Thrift shopping is like treasure hunting. You've got to dig through the dirt to find the treasure. But when you find the treasure, it's soooo worth it.

2. There are certain times of year that are better to go than others. I've found that back-to-school time, right after Christmas, and right when summer starts are good times. Why? Because people are cleaning out their closests for the new things they've just bought.

3. Keep in mind that you can buy things off-season. What the fuck am I talking about? Sometimes people get rid of their old summer clothes around winter when they happen to be doing that Christmas cleaning. Chances are the off-season stuff will be priced cheaper than the in-season stuff. (Even thrift stores don't think anyone is crazy enough to buy shorts when there's three feet of snow outside. Remember what I said about being clever?)

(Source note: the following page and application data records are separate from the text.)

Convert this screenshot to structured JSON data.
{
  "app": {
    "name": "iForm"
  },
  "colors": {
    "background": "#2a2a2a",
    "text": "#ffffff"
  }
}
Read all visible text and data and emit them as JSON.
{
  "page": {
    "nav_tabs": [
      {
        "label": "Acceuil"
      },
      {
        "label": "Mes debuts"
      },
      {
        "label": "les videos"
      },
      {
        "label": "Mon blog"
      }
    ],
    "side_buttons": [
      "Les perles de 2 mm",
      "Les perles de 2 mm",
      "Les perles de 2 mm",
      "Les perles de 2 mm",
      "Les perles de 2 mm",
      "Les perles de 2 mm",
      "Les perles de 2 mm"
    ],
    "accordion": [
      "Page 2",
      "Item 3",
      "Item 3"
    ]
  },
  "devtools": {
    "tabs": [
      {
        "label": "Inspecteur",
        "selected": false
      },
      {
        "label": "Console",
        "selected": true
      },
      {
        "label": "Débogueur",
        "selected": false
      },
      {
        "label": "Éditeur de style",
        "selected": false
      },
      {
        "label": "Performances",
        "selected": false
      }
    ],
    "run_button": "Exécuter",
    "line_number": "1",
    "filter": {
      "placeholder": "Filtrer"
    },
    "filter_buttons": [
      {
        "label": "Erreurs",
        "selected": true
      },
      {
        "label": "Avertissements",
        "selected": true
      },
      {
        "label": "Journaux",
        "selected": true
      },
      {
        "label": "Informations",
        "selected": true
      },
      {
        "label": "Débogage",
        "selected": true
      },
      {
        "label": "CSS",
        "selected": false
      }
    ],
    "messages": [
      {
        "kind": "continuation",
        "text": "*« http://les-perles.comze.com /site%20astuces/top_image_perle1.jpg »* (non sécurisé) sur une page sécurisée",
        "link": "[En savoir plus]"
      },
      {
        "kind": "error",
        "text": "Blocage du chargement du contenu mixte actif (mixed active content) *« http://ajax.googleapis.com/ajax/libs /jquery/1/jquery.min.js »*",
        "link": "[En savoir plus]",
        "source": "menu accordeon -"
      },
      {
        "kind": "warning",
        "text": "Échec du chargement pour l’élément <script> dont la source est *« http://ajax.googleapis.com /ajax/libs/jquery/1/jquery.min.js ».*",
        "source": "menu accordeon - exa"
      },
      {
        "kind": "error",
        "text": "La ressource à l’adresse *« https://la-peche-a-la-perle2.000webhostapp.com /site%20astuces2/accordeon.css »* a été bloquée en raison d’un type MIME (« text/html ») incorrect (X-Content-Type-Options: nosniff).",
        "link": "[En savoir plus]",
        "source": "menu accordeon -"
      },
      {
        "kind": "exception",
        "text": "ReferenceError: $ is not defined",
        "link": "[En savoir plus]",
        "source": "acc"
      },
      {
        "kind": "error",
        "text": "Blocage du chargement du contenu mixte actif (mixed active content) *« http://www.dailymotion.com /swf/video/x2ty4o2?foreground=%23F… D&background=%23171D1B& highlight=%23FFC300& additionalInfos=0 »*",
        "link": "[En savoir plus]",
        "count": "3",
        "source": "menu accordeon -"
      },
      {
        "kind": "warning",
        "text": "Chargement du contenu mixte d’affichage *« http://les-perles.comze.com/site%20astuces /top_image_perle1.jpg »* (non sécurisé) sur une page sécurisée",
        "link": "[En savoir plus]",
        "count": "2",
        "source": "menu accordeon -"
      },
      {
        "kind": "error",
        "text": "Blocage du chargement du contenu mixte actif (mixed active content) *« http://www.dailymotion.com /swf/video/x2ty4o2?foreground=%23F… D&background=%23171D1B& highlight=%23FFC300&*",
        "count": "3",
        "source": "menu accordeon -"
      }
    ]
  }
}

See a pair of shorts you like? Is it twenty degrees outside? Are they two dollars? Snap those bitches up! You can stick them in a drawer with the rest of your summer clothes. Sometimes you can get all your seasonal shopping done before the season even starts!

4. There's nothing wrong with used shoes. Don't like the thought of putting your feet where someone else's feet have been? Spray them with Lysol/launder them if it bother's you so much. They're as good as new.

Often times, you'll find a pair of shoes barely worn. That's why people got rid of them. They wore them maybe twice, hated them, and gave them away. I've found eight dollar boots that were maybe worn once.

5. Okay, so clothes that other people have worn bother you? Then wash them before you wear them! It's not that big a deal. In fact, I encourage the washing-before-wearing. I've found some pretty awesome jewelry too. But I certainly disinfect the earrings before I jam them into my lobes.

7. Not all thrift stores are created equal. Some are nicer than others. Some have stricter rules about what can and cannot be donated. I've heard people complain about torn/stained clothing.

If the thrift store you are going to has crappy merchandise, don't go to that one anymore.Go find another one. I call this the Denny's Rule, after that episode of Family Guy. Like there are two Denny's so people can say; "Let's not go to THAT Denny's. Let's go to the GOOD one."

The same goes for thrift shops. "Let's not go to THAT Goodwill. Let's go to the GOOD one!" There's almost an order of niceness when it comes to thrift shopping, I've found.

1. Cosignment shops tend to be the nicest (often times privately owned, so maybe one and two are a tie).
2. Privately owned thrift shops/cosignments.
3. Goodwill/Salvation Army
4. Saint Vincent de Paul.

The Saint Vinny's I find tend to be not that great. And keep in mind that this is a LOOSE sort of chain. Sometimes the Goodwill is the nicest. Sometimes that privately owned shops are. You're going to have to look around and see what's best near you.

8. Make it a DAY of thrift shopping. I don't know why, but it seems like you find a lot more stuff when you go to a few places instead of just one. Also, the bigger the place, the more stuff, the better chance you have of finding something awesome. At a Goodwill in Ohio, I got a fourteen dollar hat for two dollars, and I got forty dollar shoes for four dollars.

9. These places do have sales/specials. Saint Vinny's is known for the Five Dollar Bag sale where you get a paper sack and can fill it for five dollars. Some Goodwill centers will sell clothes for a dollar ninety nine a pound.

The Salvation Army in Ann Arbor announces the sales on the overhead. "Five items with a green tag will be five dollars." Or "Blue tag items are two dollars off!" Try and find out what's on sale when you enter and see if you can find any treasures that way.

10. Don't be too picky. You find an awesome shirt but oh noes! There's a tiny rip under the arm. So? Sew it yourself or find someone to do it for you. For three dollars you can't really complain.

11. Be bold. If you see something on the rack you want, and someone is eyeing it, then grab it! Some of these women that shop these places will claw your eyeballs out. Trust me.